PROGRESS ON DELIVERING SUSTAINABLE AQUACULTURE
Progress on delivering sustainable aquaculture welcomed by SAIC. Heather Jones, CEO of the Scottish Aquaculture Innovation Centre (SAIC), said: “The management, control and prevention of sea lice is critical to the future of fish health and welfare in Scotland’s aquaculture industry and we welcome today’s progress on this important issue. The use of innovative and integrated methods will be critical to our success in the future and SAIC is prepared to continue its support of the industry’s efforts.
“We have seen a range of successes in tackling sea lice over the last few years, which have led to real progress and a noteworthy reduction in their numbers. However, there’s always room for improvement and we’re keen to hear from as many voices as possible – we all know there is still much more to do.
“Given the value of salmon to Scotland’s economy, it’s incumbent on all of us to work together and look for solutions. We will continue to encourage organisations involved in Scottish salmon production to share valuable insights and collaborate for the continued improvement in fish wellbeing, while also supporting the Scottish environment and wider economy.”
SAIC’s mission is to transform Scottish aquaculture by unlocking sustainable growth through innovation excellence. We invest in collaborative research projects in the areas of fish health and welfare, nutrition, shellfish production, capacity and sustainable industry growth. We also help grow the industry’s talent pool by supporting MSc and PhD places, internships and training programmes.

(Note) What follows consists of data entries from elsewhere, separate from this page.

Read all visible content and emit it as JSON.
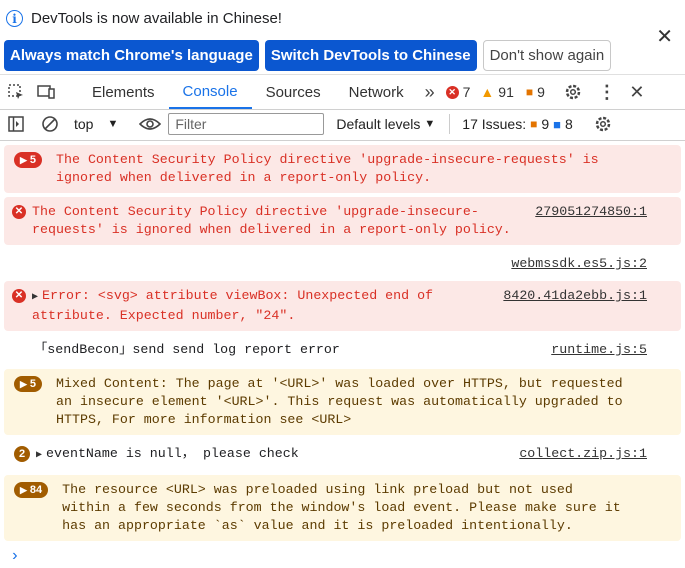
{
  "infobar": {
    "message": "DevTools is now available in Chinese!",
    "buttons": [
      "Always match Chrome's language",
      "Switch DevTools to Chinese",
      "Don't show again"
    ]
  },
  "tabs": [
    "Elements",
    "Console",
    "Sources",
    "Network"
  ],
  "counts": {
    "errors": "7",
    "warnings": "91",
    "issues": "9"
  },
  "toolbar": {
    "context": "top",
    "filter_placeholder": "Filter",
    "levels": "Default levels",
    "issues_label": "17 Issues:",
    "issues_warn": "9",
    "issues_info": "8"
  },
  "messages": [
    {
      "type": "error",
      "badge": "5",
      "text1": "The Content Security Policy directive 'upgrade-insecure-requests' is",
      "text2": "ignored when delivered in a report-only policy."
    },
    {
      "type": "error",
      "text1": "The Content Security Policy directive 'upgrade-insecure-",
      "text2": "requests' is ignored when delivered in a report-only policy.",
      "source": "279051274850:1"
    },
    {
      "type": "plain-src",
      "source": "webmssdk.es5.js:2"
    },
    {
      "type": "error",
      "text1": "Error: <svg> attribute viewBox: Unexpected end of",
      "text2": "attribute. Expected number, \"24\".",
      "source": "8420.41da2ebb.js:1"
    },
    {
      "type": "plain",
      "text1": "「sendBecon」send send log report error",
      "source": "runtime.js:5"
    },
    {
      "type": "warn",
      "badge": "5",
      "text1": "Mixed Content: The page at '<URL>' was loaded over HTTPS, but requested",
      "text2": "an insecure element '<URL>'. This request was automatically upgraded to",
      "text3": "HTTPS, For more information see <URL>"
    },
    {
      "type": "plain",
      "badge": "2",
      "text1": "eventName is null， please check",
      "source": "collect.zip.js:1"
    },
    {
      "type": "warn",
      "badge": "84",
      "text1": "The resource <URL> was preloaded using link preload but not used",
      "text2": "within a few seconds from the window's load event. Please make sure it",
      "text3": "has an appropriate `as` value and it is preloaded intentionally."
    }
  ]
}
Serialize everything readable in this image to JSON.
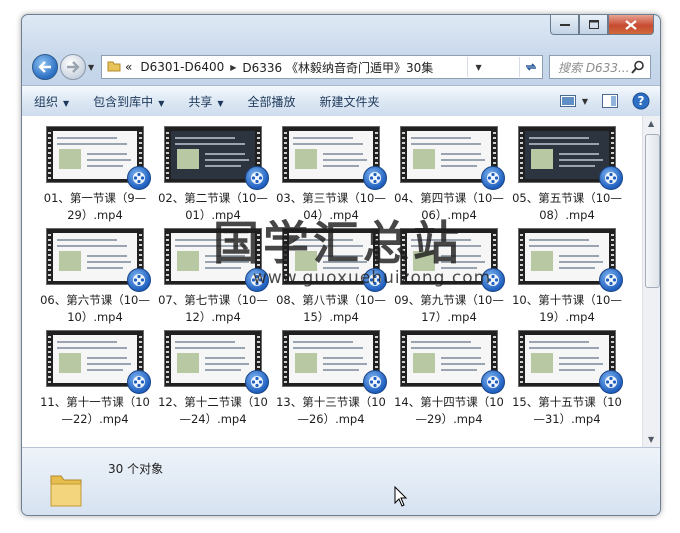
{
  "address": {
    "overflow": "«",
    "crumbs": [
      "D6301-D6400",
      "D6336 《林毅纳音奇门遁甲》30集"
    ]
  },
  "search": {
    "placeholder": "搜索 D633..."
  },
  "toolbar": {
    "organize": "组织",
    "include_library": "包含到库中",
    "share": "共享",
    "play_all": "全部播放",
    "new_folder": "新建文件夹"
  },
  "files": [
    {
      "name": "01、第一节课（9—29）.mp4"
    },
    {
      "name": "02、第二节课（10—01）.mp4"
    },
    {
      "name": "03、第三节课（10—04）.mp4"
    },
    {
      "name": "04、第四节课（10—06）.mp4"
    },
    {
      "name": "05、第五节课（10—08）.mp4"
    },
    {
      "name": "06、第六节课（10—10）.mp4"
    },
    {
      "name": "07、第七节课（10—12）.mp4"
    },
    {
      "name": "08、第八节课（10—15）.mp4"
    },
    {
      "name": "09、第九节课（10—17）.mp4"
    },
    {
      "name": "10、第十节课（10—19）.mp4"
    },
    {
      "name": "11、第十一节课（10—22）.mp4"
    },
    {
      "name": "12、第十二节课（10—24）.mp4"
    },
    {
      "name": "13、第十三节课（10—26）.mp4"
    },
    {
      "name": "14、第十四节课（10—29）.mp4"
    },
    {
      "name": "15、第十五节课（10—31）.mp4"
    }
  ],
  "status": {
    "count": "30 个对象"
  },
  "watermark": {
    "title": "国学汇总站",
    "url": "www.guoxuehuizong.com"
  },
  "colors": {
    "toolbar_text": "#1e395b",
    "accent": "#1f5fbf"
  }
}
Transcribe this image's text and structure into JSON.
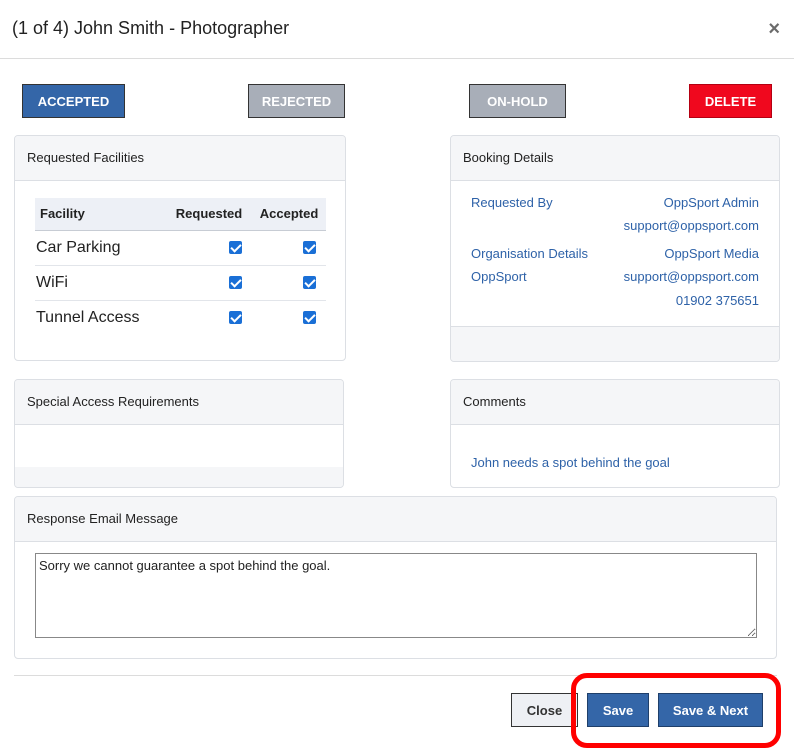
{
  "modal": {
    "title": "(1 of 4) John Smith - Photographer",
    "close_icon": "×"
  },
  "status_buttons": {
    "accepted": "ACCEPTED",
    "rejected": "REJECTED",
    "on_hold": "ON-HOLD",
    "delete": "DELETE"
  },
  "facilities": {
    "heading": "Requested Facilities",
    "columns": [
      "Facility",
      "Requested",
      "Accepted"
    ],
    "rows": [
      {
        "name": "Car Parking",
        "requested": true,
        "accepted": true
      },
      {
        "name": "WiFi",
        "requested": true,
        "accepted": true
      },
      {
        "name": "Tunnel Access",
        "requested": true,
        "accepted": true
      }
    ]
  },
  "booking": {
    "heading": "Booking Details",
    "requested_by_label": "Requested By",
    "requested_by_name": "OppSport Admin",
    "requested_by_email": "support@oppsport.com",
    "org_label": "Organisation Details",
    "org_sublabel": "OppSport",
    "org_name": "OppSport Media",
    "org_email": "support@oppsport.com",
    "org_phone": "01902 375651"
  },
  "special_access": {
    "heading": "Special Access Requirements"
  },
  "comments": {
    "heading": "Comments",
    "text": "John needs a spot behind the goal"
  },
  "response_email": {
    "heading": "Response Email Message",
    "value": "Sorry we cannot guarantee a spot behind the goal."
  },
  "footer": {
    "close": "Close",
    "save": "Save",
    "save_next": "Save & Next"
  },
  "colors": {
    "primary": "#3466a8",
    "inactive": "#a8aeb8",
    "danger": "#f0081e",
    "link": "#2e62a8",
    "highlight": "#ff0000"
  }
}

Food security is a key existential issue for any country. At a time of unprecedented change as the UK leaves the European Union, the value to Scotland’s economy of farmed seafood is the highest it has ever been, eclipsing the value of seafood caught by all vessels around the coastline of the UK. Farmed Scottish salmon contributes more to UK balance of trade revenues than any other single food product. Last year, global salmon exports generated £700m of income from industrial activity in Scotland in a sector that supports over 12,000 jobs, thriving coastal and urban communities, and multiple businesses throughout the supply chain.